### Work required
Which lines below contain the word "AutoCAD"? Copy each one.

┌──

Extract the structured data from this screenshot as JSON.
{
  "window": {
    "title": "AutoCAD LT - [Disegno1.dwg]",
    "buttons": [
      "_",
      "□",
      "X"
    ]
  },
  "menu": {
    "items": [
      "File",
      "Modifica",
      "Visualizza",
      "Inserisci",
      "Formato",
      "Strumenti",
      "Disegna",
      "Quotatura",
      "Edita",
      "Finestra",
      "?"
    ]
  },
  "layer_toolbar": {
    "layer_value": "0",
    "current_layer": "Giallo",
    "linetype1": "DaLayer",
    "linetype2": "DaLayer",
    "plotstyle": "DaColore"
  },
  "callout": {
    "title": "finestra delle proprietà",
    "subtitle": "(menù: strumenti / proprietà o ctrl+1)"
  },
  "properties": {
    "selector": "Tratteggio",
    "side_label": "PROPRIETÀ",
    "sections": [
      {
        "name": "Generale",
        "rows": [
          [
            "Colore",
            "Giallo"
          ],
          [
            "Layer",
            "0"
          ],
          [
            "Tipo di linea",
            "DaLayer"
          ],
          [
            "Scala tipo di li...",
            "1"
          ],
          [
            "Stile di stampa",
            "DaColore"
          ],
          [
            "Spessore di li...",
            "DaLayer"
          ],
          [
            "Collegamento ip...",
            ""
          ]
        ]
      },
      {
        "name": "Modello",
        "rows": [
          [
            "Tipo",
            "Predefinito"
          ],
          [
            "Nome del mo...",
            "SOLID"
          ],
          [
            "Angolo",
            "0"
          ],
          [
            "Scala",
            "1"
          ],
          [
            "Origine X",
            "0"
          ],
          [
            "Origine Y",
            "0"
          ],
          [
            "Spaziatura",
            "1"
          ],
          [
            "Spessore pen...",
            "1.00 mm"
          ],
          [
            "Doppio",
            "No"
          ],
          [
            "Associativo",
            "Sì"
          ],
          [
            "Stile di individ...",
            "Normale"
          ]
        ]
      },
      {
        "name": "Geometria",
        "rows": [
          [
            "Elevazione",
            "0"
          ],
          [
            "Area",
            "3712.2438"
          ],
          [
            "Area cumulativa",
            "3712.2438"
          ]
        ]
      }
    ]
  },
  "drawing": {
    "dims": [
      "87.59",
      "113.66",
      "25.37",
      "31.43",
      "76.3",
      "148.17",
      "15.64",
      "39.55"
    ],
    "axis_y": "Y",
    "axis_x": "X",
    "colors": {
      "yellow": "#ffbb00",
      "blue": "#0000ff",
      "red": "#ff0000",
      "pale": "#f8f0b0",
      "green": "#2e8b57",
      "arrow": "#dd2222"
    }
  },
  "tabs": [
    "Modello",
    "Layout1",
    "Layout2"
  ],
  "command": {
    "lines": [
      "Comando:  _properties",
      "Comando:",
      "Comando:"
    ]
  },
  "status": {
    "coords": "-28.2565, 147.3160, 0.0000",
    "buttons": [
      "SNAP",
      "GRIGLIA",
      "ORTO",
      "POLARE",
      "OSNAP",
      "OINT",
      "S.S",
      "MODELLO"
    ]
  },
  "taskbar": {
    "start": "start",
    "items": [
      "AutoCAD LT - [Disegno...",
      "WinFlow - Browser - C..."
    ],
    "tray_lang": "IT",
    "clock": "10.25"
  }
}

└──

### Written reply
    "title": "AutoCAD LT - [Disegno1.dwg]",
      "AutoCAD LT - [Disegno...",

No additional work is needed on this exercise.